Or, you know, not so great.
Which is to say, this is either some wild fling of the dice Dolphins coach Adam Gase is up to down there in Miami, or it is further proof that he is a genius in embryo. Certainly it's reasonable to question if he's stripped a mental gear, bringing in a man with Jay Cutler's taint simply because Gase once got along with him in Chicago. But it's also reasonable to question if some of the questioning is happening because so many people simply don't like Cutler personally.
The Blob's verdict: It's a little bit of both.
To be sure, this looks like a wackadoodle move on the surface. Bringing in any new quarterback at the last minute like this -- especially when you've rebuilt a positive locker room chemistry the way Gase did last year -- would raise an eyebrow. But to bring in someone with Cutler's sour rep as a player who doesn't care enough and can't lead? If he couldn't unite the guys who knew him in Chicago, how's he going to do it with a bunch of strangers?
Especially when there's already a backup QB in Miami (Matt Moore) who's enormously popular in the locker room, precisely because he's apparently Cutler's polar opposite?
This would seem to be asking for XXL trouble, but Gase thinks it's worth that trouble, and Gase is an up-and-coming coaching talent who got 10 wins out of the Dolphins last year. So maybe he believes the newly minted Dolphins Way will enable Cutler to fit in the way, say, Randy Moss did with the Patriots.

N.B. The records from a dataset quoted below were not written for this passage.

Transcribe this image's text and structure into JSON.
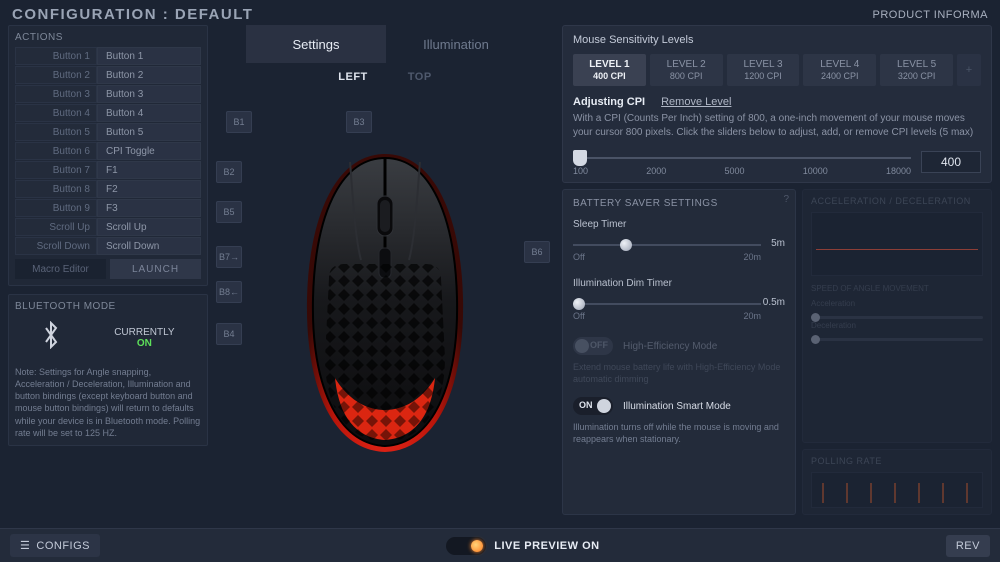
{
  "header": {
    "title": "CONFIGURATION : DEFAULT",
    "right": "PRODUCT INFORMA"
  },
  "actions": {
    "title": "ACTIONS",
    "rows": [
      {
        "label": "Button 1",
        "value": "Button 1"
      },
      {
        "label": "Button 2",
        "value": "Button 2"
      },
      {
        "label": "Button 3",
        "value": "Button 3"
      },
      {
        "label": "Button 4",
        "value": "Button 4"
      },
      {
        "label": "Button 5",
        "value": "Button 5"
      },
      {
        "label": "Button 6",
        "value": "CPI Toggle"
      },
      {
        "label": "Button 7",
        "value": "F1"
      },
      {
        "label": "Button 8",
        "value": "F2"
      },
      {
        "label": "Button 9",
        "value": "F3"
      },
      {
        "label": "Scroll Up",
        "value": "Scroll Up"
      },
      {
        "label": "Scroll Down",
        "value": "Scroll Down"
      }
    ],
    "macro_label": "Macro Editor",
    "launch": "LAUNCH"
  },
  "bluetooth": {
    "title": "BLUETOOTH MODE",
    "currently": "CURRENTLY",
    "on": "ON",
    "note": "Note: Settings for Angle snapping, Acceleration / Deceleration, Illumination and button bindings (except keyboard button and mouse button bindings) will return to defaults while your device is in Bluetooth mode. Polling rate will be set to 125 HZ."
  },
  "center": {
    "tabs": {
      "settings": "Settings",
      "illumination": "Illumination"
    },
    "view": {
      "left": "LEFT",
      "top": "TOP"
    },
    "nodes": {
      "b1": "B1",
      "b2": "B2",
      "b3": "B3",
      "b4": "B4",
      "b5": "B5",
      "b6": "B6",
      "b7": "B7→",
      "b8": "B8←"
    }
  },
  "sensitivity": {
    "title": "Mouse Sensitivity Levels",
    "levels": [
      {
        "name": "LEVEL 1",
        "cpi": "400 CPI"
      },
      {
        "name": "LEVEL 2",
        "cpi": "800 CPI"
      },
      {
        "name": "LEVEL 3",
        "cpi": "1200 CPI"
      },
      {
        "name": "LEVEL 4",
        "cpi": "2400 CPI"
      },
      {
        "name": "LEVEL 5",
        "cpi": "3200 CPI"
      }
    ],
    "adjusting": "Adjusting CPI",
    "remove": "Remove Level",
    "desc": "With a CPI (Counts Per Inch) setting of 800, a one-inch movement of your mouse moves your cursor 800 pixels. Click the sliders below to adjust, add, or remove CPI levels (5 max)",
    "ticks": [
      "100",
      "2000",
      "5000",
      "10000",
      "18000"
    ],
    "value": "400"
  },
  "battery": {
    "title": "BATTERY SAVER SETTINGS",
    "sleep": {
      "label": "Sleep Timer",
      "value": "5m",
      "off": "Off",
      "max": "20m"
    },
    "dim": {
      "label": "Illumination Dim Timer",
      "value": "0.5m",
      "off": "Off",
      "max": "20m"
    },
    "hem": {
      "state": "OFF",
      "label": "High-Efficiency Mode"
    },
    "hem_desc": "Extend mouse battery life with High-Efficiency Mode automatic dimming",
    "smart": {
      "state": "ON",
      "label": "Illumination Smart Mode"
    },
    "smart_desc": "Illumination turns off while the mouse is moving and reappears when stationary."
  },
  "side": {
    "accel_title": "ACCELERATION / DECELERATION",
    "speed_title": "SPEED OF ANGLE MOVEMENT",
    "accel": "Acceleration",
    "decel": "Deceleration",
    "polling_title": "POLLING RATE"
  },
  "footer": {
    "configs": "CONFIGS",
    "live": "LIVE PREVIEW ON",
    "rev": "REV"
  }
}
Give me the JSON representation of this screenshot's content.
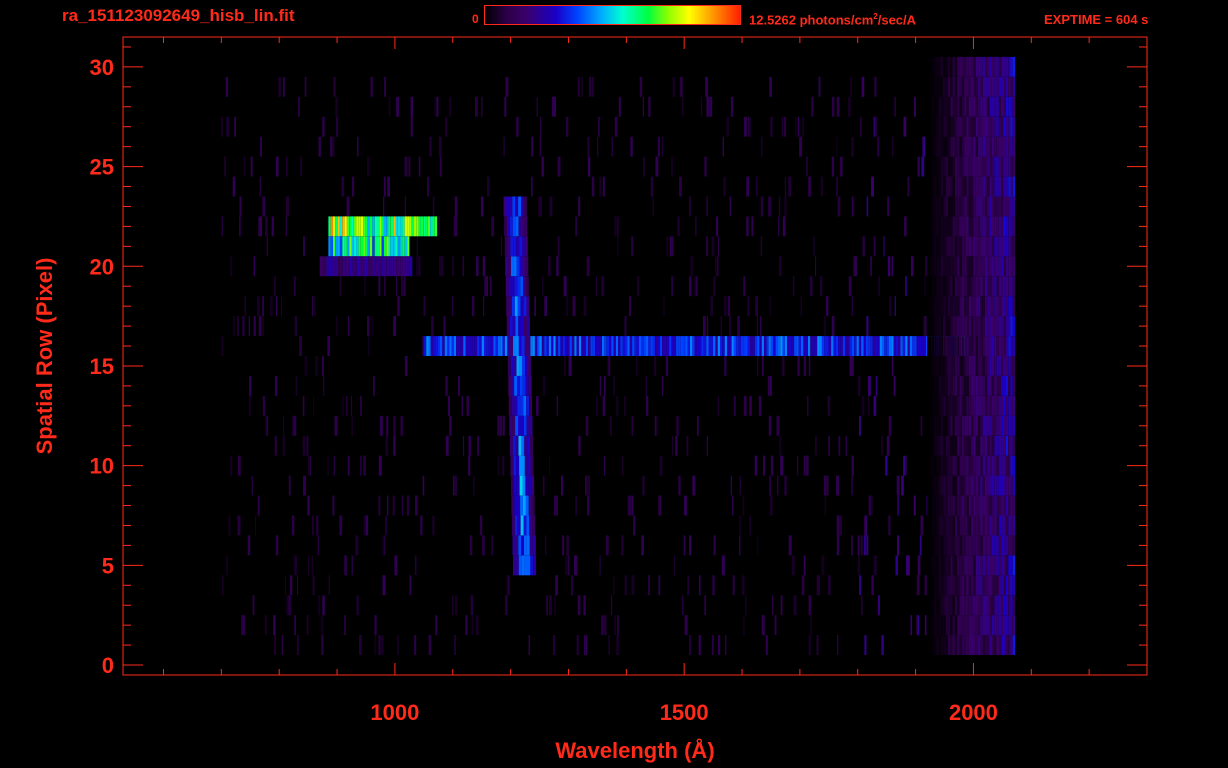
{
  "header": {
    "file_title": "ra_151123092649_hisb_lin.fit",
    "colorbar_min": "0",
    "colorbar_max_value": "12.5262",
    "colorbar_unit_prefix": " photons/cm",
    "colorbar_unit_exp": "2",
    "colorbar_unit_suffix": "/sec/A",
    "exptime": "EXPTIME = 604 s"
  },
  "colors": {
    "axis": "#ff2a1a",
    "background": "#000000"
  },
  "chart_data": {
    "type": "heatmap",
    "title": "ra_151123092649_hisb_lin.fit",
    "xlabel": "Wavelength (Å)",
    "ylabel": "Spatial Row (Pixel)",
    "xlim": [
      530,
      2300
    ],
    "ylim": [
      -0.5,
      31.5
    ],
    "x_ticks": [
      1000,
      1500,
      2000
    ],
    "y_ticks": [
      0,
      5,
      10,
      15,
      20,
      25,
      30
    ],
    "value_range": [
      0,
      12.5262
    ],
    "value_unit": "photons/cm²/sec/A",
    "grid": false,
    "features": [
      {
        "name": "continuum band",
        "row": 16,
        "x_range": [
          1050,
          1985
        ],
        "level": 4.5
      },
      {
        "name": "bright band upper",
        "row": 22,
        "x_range": [
          885,
          1070
        ],
        "level": 9.5
      },
      {
        "name": "bright band lower",
        "row": 21,
        "x_range": [
          885,
          1025
        ],
        "level": 7.5
      },
      {
        "name": "faint band",
        "row": 20,
        "x_range": [
          870,
          1030
        ],
        "level": 2.5
      },
      {
        "name": "emission line",
        "x_center": 1216,
        "row_range": [
          5,
          23
        ],
        "level": 6.0
      },
      {
        "name": "detector edge",
        "x_range": [
          1920,
          2070
        ],
        "row_range": [
          1,
          30
        ],
        "level": 3.5
      }
    ]
  }
}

If so ... and if Cutler can stay healthy ... this could work.
It could work not only because the Gase-Cutler collaboration worked two years ago in Chicago, but because Cutler does have some considerable skills. In that aforementioned 2015 season, he completed 64 percent of his passes for 3,659 yards and 21 touchdowns, against just 11 interceptions. The year before, he completed 66 percent of his throws for 3,812 yards, 28 TDs and 18 picks.

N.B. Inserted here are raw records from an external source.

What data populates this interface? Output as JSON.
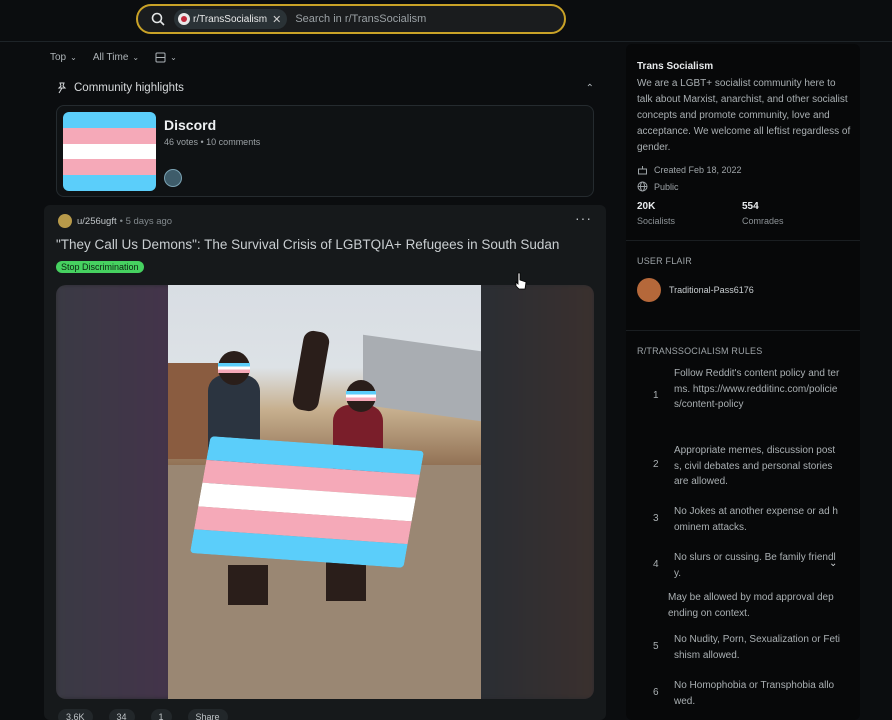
{
  "search": {
    "chip": "r/TransSocialism",
    "placeholder": "Search in r/TransSocialism"
  },
  "sort": {
    "top": "Top",
    "time": "All Time"
  },
  "highlights": {
    "heading": "Community highlights",
    "card_title": "Discord",
    "card_meta": "46 votes • 10 comments"
  },
  "post": {
    "user": "u/256ugft",
    "time": "• 5 days ago",
    "title": "\"They Call Us Demons\": The Survival Crisis of LGBTQIA+ Refugees in South Sudan",
    "flair": "Stop Discrimination",
    "actions": [
      "3.6K",
      "34",
      "1",
      "Share"
    ]
  },
  "sidebar": {
    "title": "Trans Socialism",
    "description": "We are a LGBT+ socialist community here to talk about Marxist, anarchist, and other socialist concepts and promote community, love and acceptance. We welcome all leftist regardless of gender.",
    "created": "Created Feb 18, 2022",
    "visibility": "Public",
    "members": "20K",
    "members_label": "Socialists",
    "online": "554",
    "online_label": "Comrades",
    "user_flair_heading": "USER FLAIR",
    "user_flair_name": "Traditional-Pass6176",
    "rules_heading": "R/TRANSSOCIALISM RULES",
    "rules": [
      {
        "num": "1",
        "text": "Follow Reddit's content policy and terms. https://www.redditinc.com/policies/content-policy"
      },
      {
        "num": "2",
        "text": "Appropriate memes, discussion posts, civil debates and personal stories are allowed."
      },
      {
        "num": "3",
        "text": "No Jokes at another expense or ad hominem attacks."
      },
      {
        "num": "4",
        "text": "No slurs or cussing. Be family friendly."
      },
      {
        "num": "",
        "text": "May be allowed by mod approval depending on context."
      },
      {
        "num": "5",
        "text": "No Nudity, Porn, Sexualization or Fetishism allowed."
      },
      {
        "num": "6",
        "text": "No Homophobia or Transphobia allowed."
      }
    ]
  },
  "colors": {
    "search_border": "#c9a227",
    "flair_bg": "#46d160",
    "trans_blue": "#5bcefa",
    "trans_pink": "#f5a9b8"
  }
}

Of course, Cutler played in 15 games both those seasons. He played in only five in 2016 because he got hurt (again!). And that is another problem: Cutler hasn't played a full 16-game season since 2009, when he threw 27 TDs and 26 interceptions.
Which of course is yet another problem.
Yes, he throws too many picks. Of course, he's not the only quarterback who's ever done that. Brett Favre threw too many. Jim McMahon, the quarterback of those fabled '85 Bears, threw too many as well -- was, in fact, more careless with the football than Cutler.
The difference, of course, is that Favre and McMahon were incomparable leaders, and Cutler is not. And so their pick-throwing was portrayed as a go-for-broke desire to win, while Cutler's is portrayed as simple recklessness.
Truth is, the man's got skills. And in the right environment, he could light it up. Gase is clearly betting he can provide the right environment, as he once did before.
We shall see.